[Data supplied — start]
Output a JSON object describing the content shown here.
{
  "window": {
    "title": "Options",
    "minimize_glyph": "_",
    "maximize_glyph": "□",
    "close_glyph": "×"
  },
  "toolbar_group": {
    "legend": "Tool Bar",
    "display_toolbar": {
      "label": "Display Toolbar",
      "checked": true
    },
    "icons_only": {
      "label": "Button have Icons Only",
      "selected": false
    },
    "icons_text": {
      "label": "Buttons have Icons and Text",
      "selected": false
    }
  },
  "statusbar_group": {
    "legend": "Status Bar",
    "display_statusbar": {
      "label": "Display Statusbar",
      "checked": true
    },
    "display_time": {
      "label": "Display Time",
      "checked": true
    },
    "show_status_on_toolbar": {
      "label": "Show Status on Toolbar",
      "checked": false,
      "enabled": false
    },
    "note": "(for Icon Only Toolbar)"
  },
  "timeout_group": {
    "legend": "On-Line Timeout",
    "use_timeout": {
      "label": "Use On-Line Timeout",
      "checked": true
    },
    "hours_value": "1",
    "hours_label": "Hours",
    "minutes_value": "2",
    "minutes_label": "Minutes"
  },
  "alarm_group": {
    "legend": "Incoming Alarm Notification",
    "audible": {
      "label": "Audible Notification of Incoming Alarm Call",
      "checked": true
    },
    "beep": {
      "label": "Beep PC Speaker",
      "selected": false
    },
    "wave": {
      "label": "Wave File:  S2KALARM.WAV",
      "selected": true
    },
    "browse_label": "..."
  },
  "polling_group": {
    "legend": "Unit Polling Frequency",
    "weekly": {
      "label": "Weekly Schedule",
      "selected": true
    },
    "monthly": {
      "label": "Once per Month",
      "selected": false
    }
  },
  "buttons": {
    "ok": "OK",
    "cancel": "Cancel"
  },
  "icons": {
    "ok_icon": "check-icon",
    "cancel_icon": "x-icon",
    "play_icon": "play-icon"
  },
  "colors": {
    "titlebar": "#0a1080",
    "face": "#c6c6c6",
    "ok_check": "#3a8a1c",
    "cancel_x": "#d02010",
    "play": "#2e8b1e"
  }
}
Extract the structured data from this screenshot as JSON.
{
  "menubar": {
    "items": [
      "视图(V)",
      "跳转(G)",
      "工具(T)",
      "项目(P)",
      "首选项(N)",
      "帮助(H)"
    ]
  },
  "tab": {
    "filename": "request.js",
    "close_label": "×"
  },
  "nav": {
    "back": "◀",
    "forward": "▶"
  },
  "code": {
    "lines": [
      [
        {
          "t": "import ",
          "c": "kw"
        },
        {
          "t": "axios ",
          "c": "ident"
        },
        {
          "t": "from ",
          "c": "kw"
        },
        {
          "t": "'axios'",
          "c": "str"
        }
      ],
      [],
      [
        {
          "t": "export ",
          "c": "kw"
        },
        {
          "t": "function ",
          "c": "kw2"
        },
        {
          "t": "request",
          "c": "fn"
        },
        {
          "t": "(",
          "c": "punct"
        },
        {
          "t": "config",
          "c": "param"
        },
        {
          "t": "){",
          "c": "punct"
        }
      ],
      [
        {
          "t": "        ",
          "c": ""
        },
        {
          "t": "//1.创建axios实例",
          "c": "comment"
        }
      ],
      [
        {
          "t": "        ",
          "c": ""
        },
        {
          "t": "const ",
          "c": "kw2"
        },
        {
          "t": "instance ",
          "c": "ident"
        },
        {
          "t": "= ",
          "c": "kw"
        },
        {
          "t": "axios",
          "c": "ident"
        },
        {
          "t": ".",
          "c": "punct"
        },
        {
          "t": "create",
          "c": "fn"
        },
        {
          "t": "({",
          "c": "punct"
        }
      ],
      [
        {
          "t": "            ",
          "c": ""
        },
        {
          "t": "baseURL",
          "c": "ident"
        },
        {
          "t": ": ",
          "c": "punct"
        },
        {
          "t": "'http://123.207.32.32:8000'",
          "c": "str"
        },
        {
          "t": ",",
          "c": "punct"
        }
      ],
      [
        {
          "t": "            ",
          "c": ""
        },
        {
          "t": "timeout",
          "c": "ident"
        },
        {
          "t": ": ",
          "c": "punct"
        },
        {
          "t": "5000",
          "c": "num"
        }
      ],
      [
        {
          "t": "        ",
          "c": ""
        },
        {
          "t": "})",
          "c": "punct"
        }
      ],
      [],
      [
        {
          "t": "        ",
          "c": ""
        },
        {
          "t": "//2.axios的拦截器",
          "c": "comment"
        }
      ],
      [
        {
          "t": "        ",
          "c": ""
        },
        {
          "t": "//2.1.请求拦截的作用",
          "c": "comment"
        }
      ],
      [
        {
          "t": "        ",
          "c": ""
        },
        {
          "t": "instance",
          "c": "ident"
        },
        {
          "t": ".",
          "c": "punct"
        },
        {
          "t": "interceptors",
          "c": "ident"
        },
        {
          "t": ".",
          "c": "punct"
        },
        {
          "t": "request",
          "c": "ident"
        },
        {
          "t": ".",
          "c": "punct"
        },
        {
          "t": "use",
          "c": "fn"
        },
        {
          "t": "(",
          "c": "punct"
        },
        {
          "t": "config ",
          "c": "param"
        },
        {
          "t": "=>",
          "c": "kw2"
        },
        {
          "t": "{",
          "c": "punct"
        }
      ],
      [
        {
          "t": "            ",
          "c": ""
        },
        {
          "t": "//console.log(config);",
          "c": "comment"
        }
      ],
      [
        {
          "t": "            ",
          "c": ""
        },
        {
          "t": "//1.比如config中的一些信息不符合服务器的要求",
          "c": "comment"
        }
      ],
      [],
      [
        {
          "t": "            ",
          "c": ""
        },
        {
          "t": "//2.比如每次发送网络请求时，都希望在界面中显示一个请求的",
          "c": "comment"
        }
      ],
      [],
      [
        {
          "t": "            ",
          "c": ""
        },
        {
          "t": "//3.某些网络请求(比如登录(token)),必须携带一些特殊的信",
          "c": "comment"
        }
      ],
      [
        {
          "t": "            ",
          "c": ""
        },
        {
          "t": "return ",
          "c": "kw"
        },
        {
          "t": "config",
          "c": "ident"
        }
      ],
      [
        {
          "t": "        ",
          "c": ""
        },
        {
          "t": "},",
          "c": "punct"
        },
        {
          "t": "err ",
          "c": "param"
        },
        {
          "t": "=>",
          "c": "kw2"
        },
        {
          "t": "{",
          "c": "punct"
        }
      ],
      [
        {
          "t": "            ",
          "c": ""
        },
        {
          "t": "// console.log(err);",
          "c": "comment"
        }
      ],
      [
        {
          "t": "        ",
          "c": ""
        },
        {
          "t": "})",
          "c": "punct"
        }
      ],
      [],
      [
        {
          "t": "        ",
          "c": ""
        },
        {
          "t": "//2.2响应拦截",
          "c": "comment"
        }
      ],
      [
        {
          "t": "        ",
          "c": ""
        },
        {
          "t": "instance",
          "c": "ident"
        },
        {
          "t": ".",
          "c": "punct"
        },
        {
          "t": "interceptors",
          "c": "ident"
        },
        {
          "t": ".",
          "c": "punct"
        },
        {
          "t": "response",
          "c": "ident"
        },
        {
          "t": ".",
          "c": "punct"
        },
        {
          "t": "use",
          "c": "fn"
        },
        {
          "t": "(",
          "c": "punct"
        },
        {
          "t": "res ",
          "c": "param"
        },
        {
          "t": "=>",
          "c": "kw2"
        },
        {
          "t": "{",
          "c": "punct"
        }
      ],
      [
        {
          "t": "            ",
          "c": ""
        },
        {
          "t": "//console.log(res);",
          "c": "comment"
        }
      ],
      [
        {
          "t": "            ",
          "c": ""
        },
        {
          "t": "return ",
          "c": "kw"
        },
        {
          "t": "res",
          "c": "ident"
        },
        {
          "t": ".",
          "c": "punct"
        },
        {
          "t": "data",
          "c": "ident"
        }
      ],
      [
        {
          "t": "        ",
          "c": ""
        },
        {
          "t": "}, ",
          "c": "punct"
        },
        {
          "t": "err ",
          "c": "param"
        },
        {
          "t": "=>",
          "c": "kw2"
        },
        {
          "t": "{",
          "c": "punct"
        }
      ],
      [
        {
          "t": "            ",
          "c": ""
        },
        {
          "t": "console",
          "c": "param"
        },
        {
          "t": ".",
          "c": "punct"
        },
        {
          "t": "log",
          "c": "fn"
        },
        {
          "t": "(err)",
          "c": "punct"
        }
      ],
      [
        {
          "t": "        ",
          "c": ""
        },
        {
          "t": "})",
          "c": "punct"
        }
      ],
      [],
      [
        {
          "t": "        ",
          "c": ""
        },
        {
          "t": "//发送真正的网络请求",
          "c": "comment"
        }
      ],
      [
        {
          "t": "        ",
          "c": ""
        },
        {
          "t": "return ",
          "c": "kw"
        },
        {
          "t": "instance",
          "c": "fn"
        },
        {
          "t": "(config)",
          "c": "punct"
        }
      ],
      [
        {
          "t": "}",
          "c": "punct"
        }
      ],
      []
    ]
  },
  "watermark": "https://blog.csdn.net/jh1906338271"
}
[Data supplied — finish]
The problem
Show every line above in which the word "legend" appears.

Exercise answer
    "legend": "Tool Bar",
    "legend": "Status Bar",
    "legend": "On-Line Timeout",
    "legend": "Incoming Alarm Notification",
    "legend": "Unit Polling Frequency",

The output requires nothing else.